Enabling behaviors include those that take more responsibility for your partner’s illness than your partner does. For example, if your spouse refuses to get out of bed because he’s depressed, you don’t have to wait on him. If you deliver him food and drinks so he can stay in bed all the time, you’ll be helping him stay in bed, which is likely to make his depression worse.
Also, don’t take more responsibility for getting help than your partner is willing to do. If your spouse isn’t interested in counseling, don’t keep scheduling appointments just so your spouse can not show up. Or if your spouse has been prescribed medication, don’t take sole responsibility for reminding him to take it every day. A gentle reminder is fine but don’t nag or beg your spouse to take his medication. It’s essential that your spouse be willing to take some responsibility in his treatment.
When you enable someone you run the risk of keeping them sick and treating them more like a child rather than an equal partner. Neither of which is healthy for your relationship. It will also take a toll on your own mental health more than likely.
Taking care of yourself is essential. This means that you take steps to manage your stress and mental health. Just because your spouse is depressed, it doesn’t mean you have to join him.
If your spouse isn’t interested in attending family functions or social gatherings, it doesn’t mean you have to stay home. In fact, it is especially important that you continue to engage in social activities. And there’s no need to feel guilty if you are able to get out and enjoy yourself.
Also, consider seeking professional help for yourself. This is especially true if you find your mood worsening or if your sleep or personal care habits are interrupted. A counselor can assist you in finding ways to care for yourself and support your spouse.
Marital counseling may also be beneficial. A marriage counselor can assist you in taking a team approach to dealing with the depression and can address problems that the depression may be causing the marriage.

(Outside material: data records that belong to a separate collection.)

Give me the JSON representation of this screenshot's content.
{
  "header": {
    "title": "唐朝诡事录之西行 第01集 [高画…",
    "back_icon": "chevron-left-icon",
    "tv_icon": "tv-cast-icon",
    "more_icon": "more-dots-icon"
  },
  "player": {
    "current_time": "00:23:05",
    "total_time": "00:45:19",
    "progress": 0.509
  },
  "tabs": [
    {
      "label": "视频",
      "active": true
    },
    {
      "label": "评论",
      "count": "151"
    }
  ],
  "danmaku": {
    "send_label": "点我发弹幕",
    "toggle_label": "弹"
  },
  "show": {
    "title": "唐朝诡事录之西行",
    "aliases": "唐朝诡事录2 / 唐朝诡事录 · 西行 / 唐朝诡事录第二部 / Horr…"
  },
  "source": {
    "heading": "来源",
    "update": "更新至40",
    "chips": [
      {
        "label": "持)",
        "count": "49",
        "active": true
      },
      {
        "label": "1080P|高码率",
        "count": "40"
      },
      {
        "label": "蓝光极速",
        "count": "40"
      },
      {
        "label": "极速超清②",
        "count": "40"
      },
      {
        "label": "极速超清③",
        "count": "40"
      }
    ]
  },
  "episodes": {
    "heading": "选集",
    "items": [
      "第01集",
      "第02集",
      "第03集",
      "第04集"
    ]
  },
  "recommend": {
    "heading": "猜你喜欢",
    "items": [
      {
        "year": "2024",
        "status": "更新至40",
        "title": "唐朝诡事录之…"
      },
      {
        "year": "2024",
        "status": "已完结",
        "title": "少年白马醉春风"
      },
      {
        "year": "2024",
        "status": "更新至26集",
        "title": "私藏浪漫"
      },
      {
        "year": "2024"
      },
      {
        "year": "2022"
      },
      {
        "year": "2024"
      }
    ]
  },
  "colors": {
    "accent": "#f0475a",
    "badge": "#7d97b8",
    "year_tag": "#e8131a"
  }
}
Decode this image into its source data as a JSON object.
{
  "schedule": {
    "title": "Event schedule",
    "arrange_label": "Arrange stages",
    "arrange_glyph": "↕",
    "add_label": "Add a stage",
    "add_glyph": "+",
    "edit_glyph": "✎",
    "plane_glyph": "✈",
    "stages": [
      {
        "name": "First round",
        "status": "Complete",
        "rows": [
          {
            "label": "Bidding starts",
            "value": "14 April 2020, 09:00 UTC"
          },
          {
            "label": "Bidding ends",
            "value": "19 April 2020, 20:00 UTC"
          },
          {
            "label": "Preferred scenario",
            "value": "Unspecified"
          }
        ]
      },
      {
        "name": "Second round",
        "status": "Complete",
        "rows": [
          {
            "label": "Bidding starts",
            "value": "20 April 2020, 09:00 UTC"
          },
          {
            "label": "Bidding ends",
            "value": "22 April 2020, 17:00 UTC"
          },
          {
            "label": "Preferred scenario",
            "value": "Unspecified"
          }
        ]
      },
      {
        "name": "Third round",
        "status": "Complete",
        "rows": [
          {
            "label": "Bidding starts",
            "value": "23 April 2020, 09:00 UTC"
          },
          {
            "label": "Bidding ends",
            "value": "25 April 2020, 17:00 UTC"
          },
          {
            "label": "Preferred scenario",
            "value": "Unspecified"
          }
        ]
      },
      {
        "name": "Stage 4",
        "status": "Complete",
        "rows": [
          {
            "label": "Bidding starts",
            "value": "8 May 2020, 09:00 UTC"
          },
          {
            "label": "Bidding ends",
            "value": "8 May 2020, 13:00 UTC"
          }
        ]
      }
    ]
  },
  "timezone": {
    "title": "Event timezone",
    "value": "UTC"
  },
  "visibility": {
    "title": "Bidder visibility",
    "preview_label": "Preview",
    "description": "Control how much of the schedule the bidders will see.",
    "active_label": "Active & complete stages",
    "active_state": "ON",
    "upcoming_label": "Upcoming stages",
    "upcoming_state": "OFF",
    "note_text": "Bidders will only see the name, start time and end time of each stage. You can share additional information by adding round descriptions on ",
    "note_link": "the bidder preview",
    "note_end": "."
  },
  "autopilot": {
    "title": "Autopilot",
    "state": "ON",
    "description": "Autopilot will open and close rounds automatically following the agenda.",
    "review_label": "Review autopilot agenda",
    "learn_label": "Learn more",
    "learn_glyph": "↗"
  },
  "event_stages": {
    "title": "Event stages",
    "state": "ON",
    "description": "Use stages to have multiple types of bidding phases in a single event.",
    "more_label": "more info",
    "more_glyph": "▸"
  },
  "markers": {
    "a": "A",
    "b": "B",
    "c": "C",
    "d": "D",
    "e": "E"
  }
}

And if your partner refuses to attend, consider going by yourself. One person attending marriage counseling is better than none.